Responsible Pest Management in the Food Chain

Consumers are continuing to be more aware of the source and the method that supplies our food chain. Social media allows information to be spread rapidly with little regard to the accuracy of the content. That means, as food producers, we must be proactive in consistently using “best practices” and then using every opportunity to engage our neighbors in a positive conversation explaining our farm operation. With the suburbs and production agricultural acreage becoming closer neighbors geographically, educational and neighborly interaction is increasingly critical for everyone. Here’s what to know and communicate about responsible pest management in the food chain:

Mechanical Controls vs Modern Tools for Managing Insects, Weeds, and Fungi

Essentially, there are three main areas of pest management in agricultural production – insects, weeds, and fungi. With that, we have a need for insecticides, herbicides, and fungicides.

A short brief history of the use of these methods will show that in the past, 30 plus years ago, these tools were replacing the more mechanical controls such as complete annual tillage and cultivation.

These methods were the “best practices” at the time, but they came with their own set of disadvantages such as erosion and runoff. With the rapidly growing worldwide population needing to be fed, food production, meaning yields, must continue to increase to meet demand.

Responsible Pest Management in the Food Chain Increases Yields

Did you know that the national average corn production passed the 100 bushels per acre mark in the mid-70s? Today, we are approaching 200 bushels and projections indicate we could be close to 300 bushels by 2030.

Consider a bit of background, what has contributed to the dramatic increase in yields? It is directly related to the increased knowledge relating to hybrids in plants and to the chemistry in the products available to manage pests.

Genetic Plant Resistance to Specific Pests

In the plant world, we now can manage the genetics of the plant to be able to use naturally occurring resistance to certain insect larvae. For example, bt corn refers to corn with the naturally occurring soil microbe, Bacillus Thuringiensis, added to the corn seed. This then produces a plant material that is toxic to a specifically targeted insect pest.

The advantages of this type of production management would be that it increases production, and saves time and expense producing the crop. It also allows for the use of better conservation methods such as no-till, which then results in less erosion and waterway contamination. Bt genetics kills and manages the pest at the plant level rather than through insecticide application.

Insecticides and Rodenticides to Protect Livestock

On the animal production side, the use of insecticides and rodenticides protects the livestock from stress, swatting files and biting bugs, and disease-carrying mice and rats. This improves animal comfort, which also reduces stress and increases the efficiency of the livestock.

Communication About Responsible Pest Management Practices to Neighbors

With those brief examples for the value of pest management, let’s consider why and how our neighbors perceive what is happening on the farm.

What Neighbors May Get From Other Sources

Our friends that may live right beside the cornfield receive and evaluate their information from an entirely different source and perspective. It may come from the news media, or social media such as Facebook, Instagram, Twitter, TikTok, Snapchat, and others.
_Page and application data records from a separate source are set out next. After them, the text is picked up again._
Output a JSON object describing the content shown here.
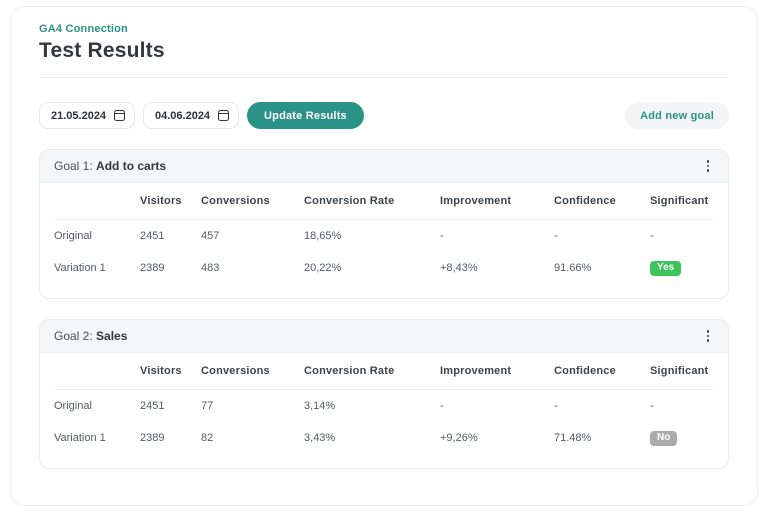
{
  "page": {
    "breadcrumb": "GA4 Connection",
    "title": "Test Results"
  },
  "controls": {
    "date_from": "21.05.2024",
    "date_to": "04.06.2024",
    "update_button": "Update Results",
    "add_goal_button": "Add new goal"
  },
  "icons": {
    "date_from": "calendar",
    "date_to": "calendar",
    "goal_menu": "kebab-vertical-dots"
  },
  "table_headers": {
    "label": "",
    "visitors": "Visitors",
    "conversions": "Conversions",
    "conversion_rate": "Conversion Rate",
    "improvement": "Improvement",
    "confidence": "Confidence",
    "significant": "Significant"
  },
  "goals": [
    {
      "label_prefix": "Goal 1: ",
      "name": "Add to carts",
      "rows": [
        {
          "label": "Original",
          "visitors": "2451",
          "conversions": "457",
          "conversion_rate": "18,65%",
          "improvement": "-",
          "confidence": "-",
          "significant": "-"
        },
        {
          "label": "Variation 1",
          "visitors": "2389",
          "conversions": "483",
          "conversion_rate": "20,22%",
          "improvement": "+8,43%",
          "confidence": "91.66%",
          "significant": "Yes"
        }
      ]
    },
    {
      "label_prefix": "Goal 2: ",
      "name": "Sales",
      "rows": [
        {
          "label": "Original",
          "visitors": "2451",
          "conversions": "77",
          "conversion_rate": "3,14%",
          "improvement": "-",
          "confidence": "-",
          "significant": "-"
        },
        {
          "label": "Variation 1",
          "visitors": "2389",
          "conversions": "82",
          "conversion_rate": "3,43%",
          "improvement": "+9,26%",
          "confidence": "71.48%",
          "significant": "No"
        }
      ]
    }
  ],
  "colors": {
    "accent": "#2a9286",
    "badge-yes": "#3cc35a",
    "badge-no": "#ababab",
    "title": "#34383d",
    "text": "#565b61",
    "head-text": "#3f444b",
    "band": "#f4f7f9",
    "card-border": "#e9edf0",
    "page-border": "#eceef1"
  }
}
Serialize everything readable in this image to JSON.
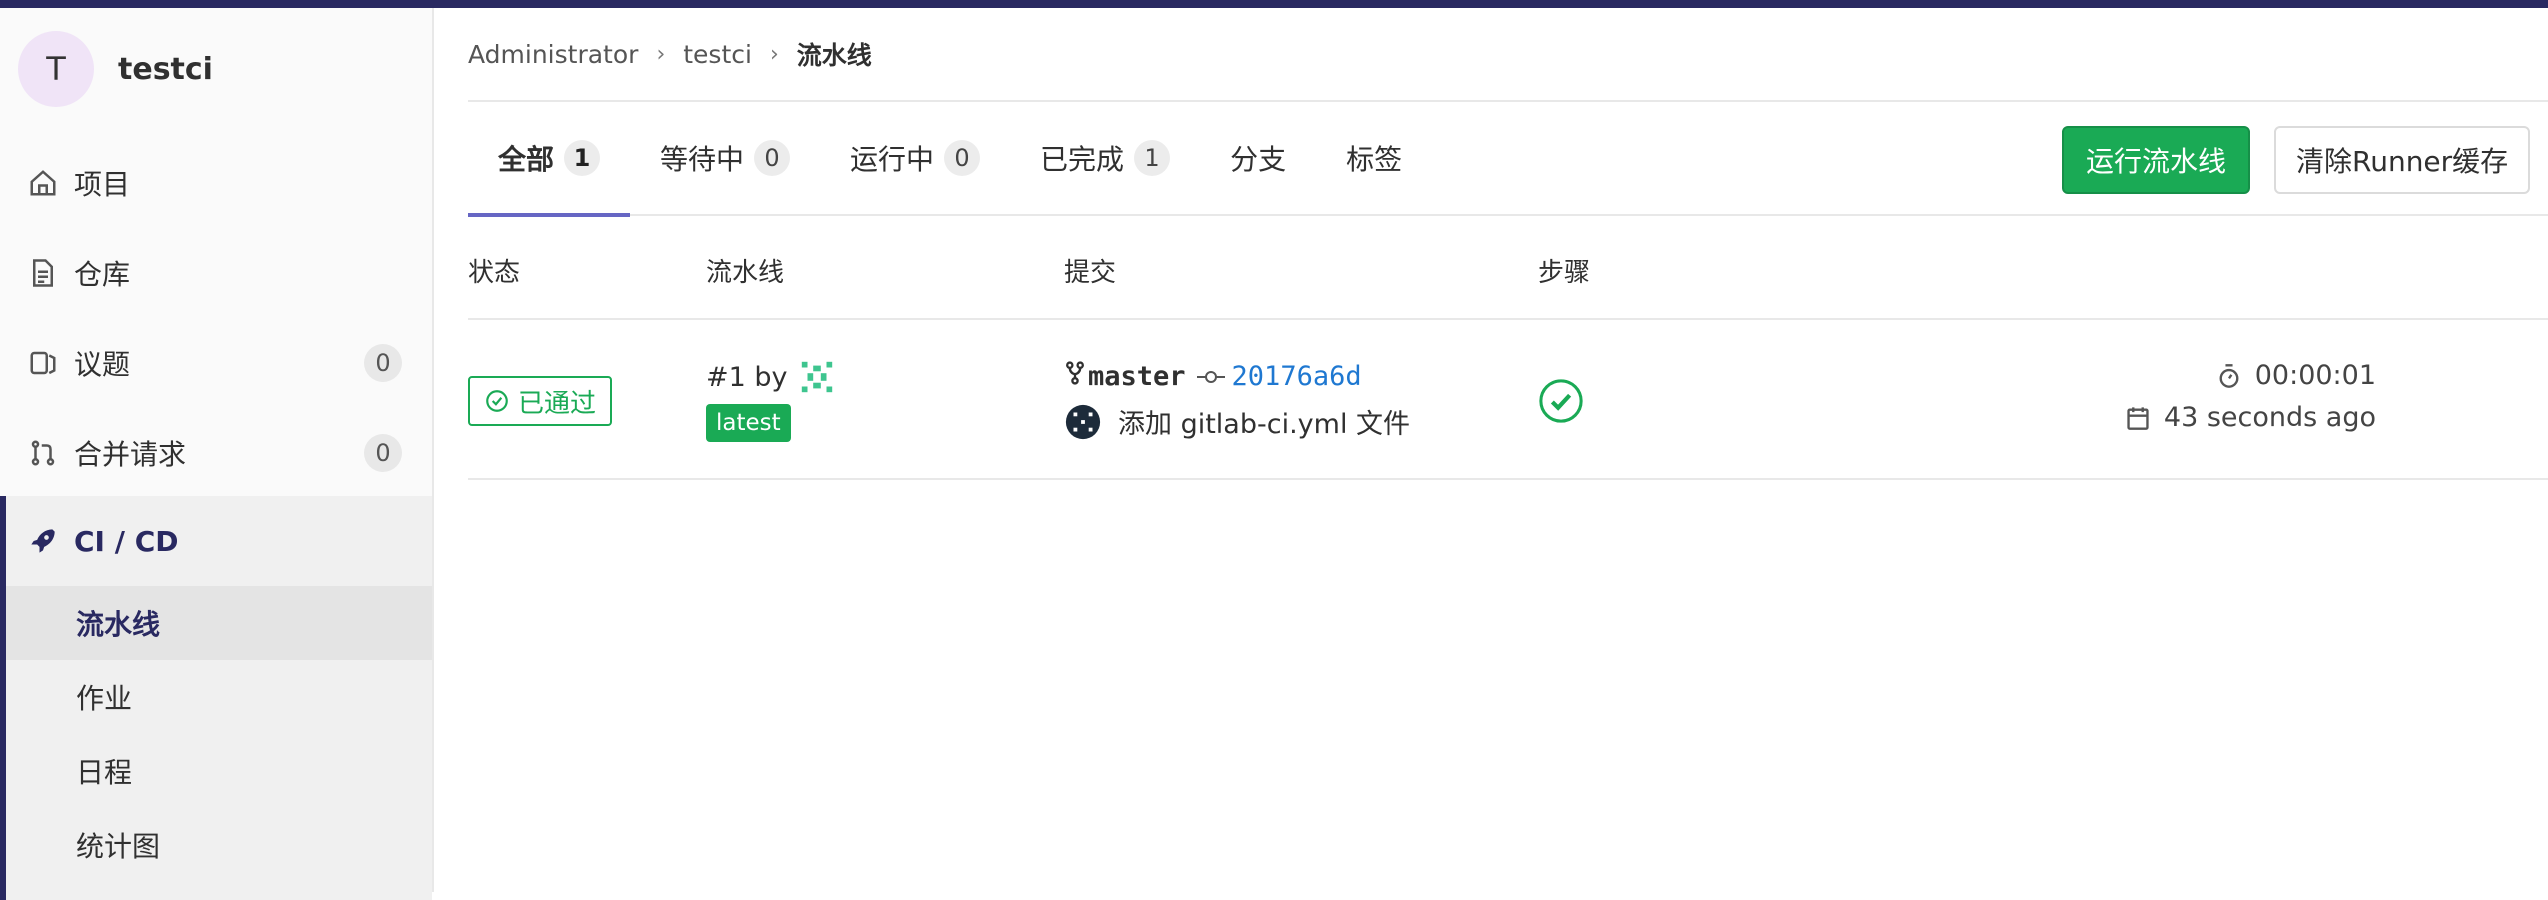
{
  "project": {
    "avatar_letter": "T",
    "name": "testci"
  },
  "sidebar": {
    "items": [
      {
        "label": "项目",
        "icon": "home-icon"
      },
      {
        "label": "仓库",
        "icon": "document-icon"
      },
      {
        "label": "议题",
        "icon": "issues-icon",
        "count": "0"
      },
      {
        "label": "合并请求",
        "icon": "merge-request-icon",
        "count": "0"
      }
    ],
    "cicd": {
      "label": "CI / CD",
      "icon": "rocket-icon",
      "sub_items": [
        {
          "label": "流水线",
          "active": true
        },
        {
          "label": "作业"
        },
        {
          "label": "日程"
        },
        {
          "label": "统计图"
        }
      ]
    }
  },
  "breadcrumb": {
    "items": [
      "Administrator",
      "testci"
    ],
    "current": "流水线"
  },
  "tabs": [
    {
      "label": "全部",
      "count": "1",
      "active": true
    },
    {
      "label": "等待中",
      "count": "0"
    },
    {
      "label": "运行中",
      "count": "0"
    },
    {
      "label": "已完成",
      "count": "1"
    },
    {
      "label": "分支"
    },
    {
      "label": "标签"
    }
  ],
  "actions": {
    "run_pipeline": "运行流水线",
    "clear_cache": "清除Runner缓存"
  },
  "table": {
    "headers": [
      "状态",
      "流水线",
      "提交",
      "步骤"
    ],
    "rows": [
      {
        "status": "已通过",
        "pipeline_id": "#1 by",
        "tag": "latest",
        "branch": "master",
        "sha": "20176a6d",
        "message": "添加 gitlab-ci.yml 文件",
        "duration": "00:00:01",
        "finished": "43 seconds ago"
      }
    ]
  },
  "colors": {
    "accent": "#292961",
    "success": "#1aaa55",
    "link": "#1f78d1"
  }
}
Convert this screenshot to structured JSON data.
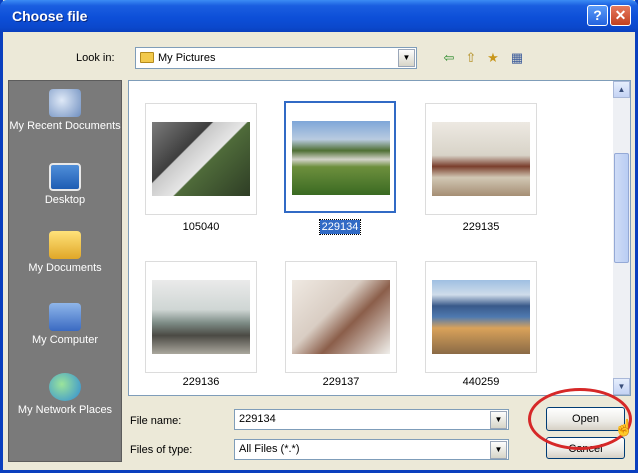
{
  "window": {
    "title": "Choose file"
  },
  "lookin": {
    "label": "Look in:",
    "value": "My Pictures"
  },
  "places": [
    {
      "id": "recent",
      "label": "My Recent Documents"
    },
    {
      "id": "desktop",
      "label": "Desktop"
    },
    {
      "id": "documents",
      "label": "My Documents"
    },
    {
      "id": "computer",
      "label": "My Computer"
    },
    {
      "id": "network",
      "label": "My Network Places"
    }
  ],
  "files": [
    {
      "name": "105040",
      "selected": false
    },
    {
      "name": "229134",
      "selected": true
    },
    {
      "name": "229135",
      "selected": false
    },
    {
      "name": "229136",
      "selected": false
    },
    {
      "name": "229137",
      "selected": false
    },
    {
      "name": "440259",
      "selected": false
    }
  ],
  "filename": {
    "label": "File name:",
    "value": "229134"
  },
  "filetype": {
    "label": "Files of type:",
    "value": "All Files (*.*)"
  },
  "buttons": {
    "open": "Open",
    "cancel": "Cancel"
  },
  "icons": {
    "help": "?",
    "close": "✕",
    "dropdown": "▼",
    "back": "⇦",
    "up": "⇧",
    "newfolder": "★",
    "views": "▦",
    "scroll_up": "▲",
    "scroll_down": "▼",
    "cursor": "☝"
  },
  "colors": {
    "titlebar": "#0b48cc",
    "selection": "#316ac5",
    "annotation": "#d62828"
  }
}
Many times, the information is not necessarily based on science. Their evaluation of the risk may be based on subjective perceptions, intuitive judgments, or inferences made from media coverage. They may assume they are exposed if they simply see you applying material to your field.

Or, it may also be based on whether they perceive that they are far enough away from the field, or how it is applied – ground application vs. aerial. As farmers/producers, you must go by the actual science and the news media does not always share the scientific data.

How Farmers/Producers Can Proactively Communicate With Neighbors

As the farmer/producer, it is imperative to communicate proactively with your neighbors. Talk with them before the season starts and establish a positive relationship. Show them respect and do not diminish their concerns.

Relay the benefits of what you do as it relates to them personally. Make them aware of resources that are published and available to them relating to hypersensitivity. There is a list published by the FDA. You as a farmer have access to product research information that is not readily available to the general public.

Your neighbors and friends enjoy the availability, quality, quantity, and variety of food that they have when they go to the supermarket or the local farmers’ market. Helping them understand and appreciate your world is vital for the future interaction between the two of you. This will go far when they see you later in the year planting, spraying, and harvesting your crop.

Additional information and resources are available through your respective Agricultural Extension office. You can also contact our agency and we can be helpful in finding educational material to share with your neighbors and friends. We can be reached at 800-537-6880 or 717-665-2283.

Thanks for your dedication and hard work in feeding all of us. We do not express that enough!

Disclaimer: Information and claims presented in this content are meant for informative, illustrative purposes and should not be considered legally binding.